POTUS – The Lollapalooza College Tour
In my early years as a Rock n Roll touring artist and before we moved upscale traveling on jets, we jumped on the bus driving all night from town to town ready to entertain our fans. Sometimes they threw flowers and other times they threw beer bottles. That’s the life of a musician. Rock n Roll has nothing on Washington and last week the President’s Lollapalooza College Tour kicked into full gear with President Obama speaking at campuses, telling students, “We’ve got a crisis in terms of college affordability and student debt”
The President’s plan unfortunately ignores the root cause of the problem. Easy money and a government backed student loan network is what drive skyrocketing costs. Colleges see how easy it is to get a loan, so they continually jack up tuition rates. Bloomberg points out in a recent op-ed that the plan contains a forgiveness boon for those paying off loans right now. That could easily encourage students to borrow more which in turn will be followed by colleges raising prices further.
We shouldn’t be surprised at the rising default rates because there’s no underwriting process. Nearly all students are eligible to receive federal assistance regardless of their credit scores.

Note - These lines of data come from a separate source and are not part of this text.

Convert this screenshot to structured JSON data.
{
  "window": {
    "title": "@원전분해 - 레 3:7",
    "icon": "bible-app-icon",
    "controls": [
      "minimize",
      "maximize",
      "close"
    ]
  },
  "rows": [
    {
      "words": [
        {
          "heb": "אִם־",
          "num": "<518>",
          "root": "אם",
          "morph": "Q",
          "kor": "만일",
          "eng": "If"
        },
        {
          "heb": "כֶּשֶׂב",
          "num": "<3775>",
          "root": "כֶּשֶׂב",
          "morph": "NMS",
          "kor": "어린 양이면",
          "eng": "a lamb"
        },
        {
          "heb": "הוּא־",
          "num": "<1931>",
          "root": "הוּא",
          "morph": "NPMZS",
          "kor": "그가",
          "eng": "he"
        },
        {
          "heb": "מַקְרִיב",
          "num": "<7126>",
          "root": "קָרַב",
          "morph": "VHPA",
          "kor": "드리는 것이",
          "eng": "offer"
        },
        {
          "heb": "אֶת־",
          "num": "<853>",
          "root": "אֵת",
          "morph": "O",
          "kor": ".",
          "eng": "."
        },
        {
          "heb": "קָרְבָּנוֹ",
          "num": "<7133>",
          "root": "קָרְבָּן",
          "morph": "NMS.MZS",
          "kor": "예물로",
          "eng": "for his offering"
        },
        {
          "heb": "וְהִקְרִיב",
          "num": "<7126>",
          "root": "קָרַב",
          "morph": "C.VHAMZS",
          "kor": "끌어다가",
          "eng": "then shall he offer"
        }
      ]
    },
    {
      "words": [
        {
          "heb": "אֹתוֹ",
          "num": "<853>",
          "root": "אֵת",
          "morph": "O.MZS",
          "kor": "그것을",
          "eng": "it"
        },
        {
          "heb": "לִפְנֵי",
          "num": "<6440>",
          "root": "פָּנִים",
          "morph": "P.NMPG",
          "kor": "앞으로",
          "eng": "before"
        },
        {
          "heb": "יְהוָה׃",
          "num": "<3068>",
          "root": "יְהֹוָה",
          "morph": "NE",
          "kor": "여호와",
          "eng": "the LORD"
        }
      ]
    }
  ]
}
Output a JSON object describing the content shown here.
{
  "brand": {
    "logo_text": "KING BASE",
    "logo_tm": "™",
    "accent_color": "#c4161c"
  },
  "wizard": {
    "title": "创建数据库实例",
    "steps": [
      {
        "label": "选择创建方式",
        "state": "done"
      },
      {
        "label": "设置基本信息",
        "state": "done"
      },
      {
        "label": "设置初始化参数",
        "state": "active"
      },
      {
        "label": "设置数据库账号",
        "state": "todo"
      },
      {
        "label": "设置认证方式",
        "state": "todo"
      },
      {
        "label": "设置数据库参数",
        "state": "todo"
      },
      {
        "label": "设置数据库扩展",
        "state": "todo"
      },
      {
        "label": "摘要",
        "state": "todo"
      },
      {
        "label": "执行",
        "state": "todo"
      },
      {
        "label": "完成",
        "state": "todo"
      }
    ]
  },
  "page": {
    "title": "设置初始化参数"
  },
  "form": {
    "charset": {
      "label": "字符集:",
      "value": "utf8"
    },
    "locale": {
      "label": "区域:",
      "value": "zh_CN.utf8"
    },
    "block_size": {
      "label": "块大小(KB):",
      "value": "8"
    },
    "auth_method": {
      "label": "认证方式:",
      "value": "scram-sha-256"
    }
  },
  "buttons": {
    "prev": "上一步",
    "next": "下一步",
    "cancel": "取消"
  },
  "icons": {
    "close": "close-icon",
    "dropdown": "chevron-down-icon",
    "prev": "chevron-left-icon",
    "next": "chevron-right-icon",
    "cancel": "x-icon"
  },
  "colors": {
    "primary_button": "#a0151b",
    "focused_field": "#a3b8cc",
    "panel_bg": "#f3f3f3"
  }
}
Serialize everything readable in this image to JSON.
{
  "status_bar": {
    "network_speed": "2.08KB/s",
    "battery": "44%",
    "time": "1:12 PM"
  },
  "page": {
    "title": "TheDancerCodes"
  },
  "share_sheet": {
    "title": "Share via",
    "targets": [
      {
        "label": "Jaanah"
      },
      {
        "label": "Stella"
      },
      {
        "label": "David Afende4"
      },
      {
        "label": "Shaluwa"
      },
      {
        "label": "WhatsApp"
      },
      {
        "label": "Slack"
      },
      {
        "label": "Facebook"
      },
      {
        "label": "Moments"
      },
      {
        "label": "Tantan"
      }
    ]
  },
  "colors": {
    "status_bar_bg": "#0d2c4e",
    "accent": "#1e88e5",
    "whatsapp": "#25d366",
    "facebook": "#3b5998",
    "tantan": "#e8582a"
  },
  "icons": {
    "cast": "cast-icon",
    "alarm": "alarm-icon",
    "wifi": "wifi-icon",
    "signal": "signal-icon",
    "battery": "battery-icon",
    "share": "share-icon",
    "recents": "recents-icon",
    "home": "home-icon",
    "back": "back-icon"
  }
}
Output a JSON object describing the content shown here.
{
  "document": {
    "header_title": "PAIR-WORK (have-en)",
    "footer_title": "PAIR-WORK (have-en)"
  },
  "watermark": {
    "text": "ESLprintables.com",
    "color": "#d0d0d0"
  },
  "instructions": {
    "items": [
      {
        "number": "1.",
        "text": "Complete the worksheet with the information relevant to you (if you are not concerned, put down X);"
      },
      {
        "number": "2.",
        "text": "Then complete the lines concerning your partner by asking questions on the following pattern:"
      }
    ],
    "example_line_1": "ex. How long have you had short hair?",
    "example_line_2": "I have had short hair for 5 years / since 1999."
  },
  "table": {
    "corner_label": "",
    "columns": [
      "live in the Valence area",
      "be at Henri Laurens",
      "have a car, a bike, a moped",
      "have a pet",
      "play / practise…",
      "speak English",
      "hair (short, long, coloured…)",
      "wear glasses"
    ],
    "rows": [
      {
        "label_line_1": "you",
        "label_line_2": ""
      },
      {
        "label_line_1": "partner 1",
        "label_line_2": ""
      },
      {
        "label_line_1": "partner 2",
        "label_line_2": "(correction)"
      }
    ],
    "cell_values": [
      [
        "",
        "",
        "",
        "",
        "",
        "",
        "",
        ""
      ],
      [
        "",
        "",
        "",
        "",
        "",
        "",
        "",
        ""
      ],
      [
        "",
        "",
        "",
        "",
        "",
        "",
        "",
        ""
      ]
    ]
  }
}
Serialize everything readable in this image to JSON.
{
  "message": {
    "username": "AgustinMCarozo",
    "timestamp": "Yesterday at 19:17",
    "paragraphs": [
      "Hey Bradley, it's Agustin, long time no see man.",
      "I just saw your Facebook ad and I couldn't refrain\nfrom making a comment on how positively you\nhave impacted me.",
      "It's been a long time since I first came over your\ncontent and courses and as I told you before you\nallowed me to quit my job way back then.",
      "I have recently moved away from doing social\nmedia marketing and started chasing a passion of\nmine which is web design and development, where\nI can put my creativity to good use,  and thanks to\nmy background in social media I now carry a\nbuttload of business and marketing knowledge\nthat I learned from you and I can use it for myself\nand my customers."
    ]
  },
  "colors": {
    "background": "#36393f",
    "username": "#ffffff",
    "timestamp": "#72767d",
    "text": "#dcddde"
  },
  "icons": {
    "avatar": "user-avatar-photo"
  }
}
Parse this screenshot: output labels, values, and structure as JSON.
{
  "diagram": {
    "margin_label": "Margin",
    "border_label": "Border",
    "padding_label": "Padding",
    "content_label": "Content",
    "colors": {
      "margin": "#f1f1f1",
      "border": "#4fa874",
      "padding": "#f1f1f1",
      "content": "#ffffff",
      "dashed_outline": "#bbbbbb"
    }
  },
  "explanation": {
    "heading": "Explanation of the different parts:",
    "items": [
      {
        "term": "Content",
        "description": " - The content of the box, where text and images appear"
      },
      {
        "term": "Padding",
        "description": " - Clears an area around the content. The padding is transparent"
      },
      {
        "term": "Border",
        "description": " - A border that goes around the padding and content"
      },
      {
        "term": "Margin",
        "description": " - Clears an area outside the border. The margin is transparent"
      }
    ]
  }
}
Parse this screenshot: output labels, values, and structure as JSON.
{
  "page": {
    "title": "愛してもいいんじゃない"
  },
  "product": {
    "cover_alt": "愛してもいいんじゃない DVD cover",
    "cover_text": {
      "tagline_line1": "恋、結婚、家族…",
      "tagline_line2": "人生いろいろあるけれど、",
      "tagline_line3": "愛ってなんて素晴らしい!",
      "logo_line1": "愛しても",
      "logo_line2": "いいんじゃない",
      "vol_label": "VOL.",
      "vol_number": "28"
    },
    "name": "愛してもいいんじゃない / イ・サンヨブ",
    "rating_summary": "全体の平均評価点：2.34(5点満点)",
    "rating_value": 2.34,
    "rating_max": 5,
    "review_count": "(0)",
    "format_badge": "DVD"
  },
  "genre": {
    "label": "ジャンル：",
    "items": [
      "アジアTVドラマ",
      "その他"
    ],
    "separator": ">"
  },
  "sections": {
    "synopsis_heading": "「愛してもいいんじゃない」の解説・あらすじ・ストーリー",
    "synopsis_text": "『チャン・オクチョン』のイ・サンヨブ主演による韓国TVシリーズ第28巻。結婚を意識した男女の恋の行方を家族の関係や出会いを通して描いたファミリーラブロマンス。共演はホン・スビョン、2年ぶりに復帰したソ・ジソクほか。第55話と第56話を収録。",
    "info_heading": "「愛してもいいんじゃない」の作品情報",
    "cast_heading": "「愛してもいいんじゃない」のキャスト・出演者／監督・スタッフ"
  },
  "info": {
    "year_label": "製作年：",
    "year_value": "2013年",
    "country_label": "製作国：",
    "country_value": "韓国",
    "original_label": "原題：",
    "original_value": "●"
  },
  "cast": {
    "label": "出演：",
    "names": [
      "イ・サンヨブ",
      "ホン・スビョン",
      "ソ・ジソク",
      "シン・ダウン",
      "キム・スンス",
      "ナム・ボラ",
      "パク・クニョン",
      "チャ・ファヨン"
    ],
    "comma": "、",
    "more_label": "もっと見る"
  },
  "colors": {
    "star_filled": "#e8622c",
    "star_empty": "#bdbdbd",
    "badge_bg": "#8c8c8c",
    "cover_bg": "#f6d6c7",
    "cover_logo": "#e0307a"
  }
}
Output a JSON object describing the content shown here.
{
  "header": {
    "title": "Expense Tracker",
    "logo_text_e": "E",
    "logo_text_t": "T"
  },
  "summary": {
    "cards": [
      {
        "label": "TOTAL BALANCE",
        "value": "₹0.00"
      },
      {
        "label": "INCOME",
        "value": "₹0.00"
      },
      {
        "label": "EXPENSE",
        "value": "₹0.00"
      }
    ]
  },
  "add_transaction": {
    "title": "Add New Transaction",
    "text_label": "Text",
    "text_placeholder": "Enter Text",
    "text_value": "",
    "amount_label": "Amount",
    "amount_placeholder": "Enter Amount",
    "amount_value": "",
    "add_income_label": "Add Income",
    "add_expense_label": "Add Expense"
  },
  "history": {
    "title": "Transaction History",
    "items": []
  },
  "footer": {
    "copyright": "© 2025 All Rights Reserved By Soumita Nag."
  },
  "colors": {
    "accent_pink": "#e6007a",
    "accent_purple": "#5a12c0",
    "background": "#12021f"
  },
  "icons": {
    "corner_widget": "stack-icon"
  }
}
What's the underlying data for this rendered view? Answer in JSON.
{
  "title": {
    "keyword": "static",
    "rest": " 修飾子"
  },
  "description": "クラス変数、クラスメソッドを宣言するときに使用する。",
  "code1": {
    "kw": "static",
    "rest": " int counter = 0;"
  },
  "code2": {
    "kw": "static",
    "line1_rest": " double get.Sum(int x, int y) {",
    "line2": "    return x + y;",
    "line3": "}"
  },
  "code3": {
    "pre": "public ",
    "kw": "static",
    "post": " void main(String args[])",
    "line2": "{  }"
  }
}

Student loan debt now stands north of $1 Trillion with an average loan size of $26,500. School loans have now passed both auto and credit card debt. The backstop for this is of course, the U.S. Taxpayer.
Since the financial crisis, consumer debt has started to fall but student loans are still climbing at an alarming rate. While some of the president’s proposals may provide some relief, others simply miss the boat.
Linking federal aid to a ratings system that will assess how hard colleges are working to keep down costs, is a positive step. However, offering bonuses to colleges for the number of Pell Grant students who graduate doesn’t pass the smell test. If I’m a college administrator and bonus money is dependent on graduation rates, trust me, my students are graduating.
Waste in our Colleges
Many of our nation’s colleges and universities make questionable decisions as to how to allocate capital. Economist Richard Vedder, author of the book Going Broke By Degree, points out in a recent Wall Street Journal interview that Stanford offers more classes in yoga than Shakespeare. He goes on to say; New York University has provided $90 million in loans to administrators and faculty. (Many at Zero Interest) I don’t have the investigative manpower to check out all his claims but I believe there is enough evidence out there to justify just how large the problem and how vast the corruption is. More than likely, this is just the tip of the iceberg.
Earlier this year I had the pleasure of interviewing for Newsmax TV, former Secretary of Education William Bennett. His book Is College Worth It, should be mandatory reading for every parent and graduating high school senior. He starts off on page one saying, “You could get a better education in a coffee shop or your parent’s basement than you will get at most colleges.” If you’re a parent just about to send your son or daughter off to school, that line is going to shake your confidence.
We’ve developed a culture in this country where we’ve told our kids that they have to go to college regardless of their life’s calling. The apprentice system in our country where you could learn a craft is all but dead. Economist Vedder says, we have over 115,000 janitors in the U.S. with at least a bachelor’s degree. Does that really make sense?
The private sector may offer the best solution. Online education could end up being the answer for an increasing number of students looking to further their education. A contributing factor to tuition inflation is that college is a service industry. Services have had a higher rate of inflation vs. other parts of our economy for decades. Technology has forced down the costs of manufacturing through automation but services require the human element. There are only so many people you can fit into a dorm or classroom.
While online education has been with us for some time, technology has made a quantum leap in recent years. Internet video streaming is changing the face of entertainment. Just look at success stories like Netflix (NFLX), Apple’s (AAPL) iTunes and Amazon’s (AMZN) Instant Video to see how far we’ve come. There is no reason this technology can’t be used to reach thousands as opposed to just 50 in a classroom.
According to Jim McTague in a recent article for Barron’s, Georgia Tech along with Udacity and AT&T (T) announced an online master’s degree program for just $6,600. When you compare that to the four year costs at some universities ranging from $30,000 – $100,000 you can see the potential.
To be fair, the online education industry has had its share of problems with some internet schools recruiting just about anyone with a pulse to boost revenue. However, how can we ignore this trend? The solution to the massive pile of debt that is starting to rival the housing bubble, may be staring us right in the face.
Common Sense Solutions – Advice to Parents and Students
Too many kids are going to college and getting little or nothing out of it. Many simply are not emotionally ready. Look, if you want to be an aeronautical engineer, you’ve probably patterned your academic program in high school to that end. By all means, go to school. If you have the work ethic, you will graduate and in all probability do very well. However, if you aren’t certain of what you want as a career choice and you’re going to college enrolled in a liberal arts curriculum thinking you will find yourself over the next four years, you are sadly mistaken.
For many, college will end up being a social experiment with majors in bong manufacturing and party techniques. Go out into the real world and work any job until you know who you are and what you want to be. When you go back to school, you will be focused and far more likely to succeed
David Nelson, CFA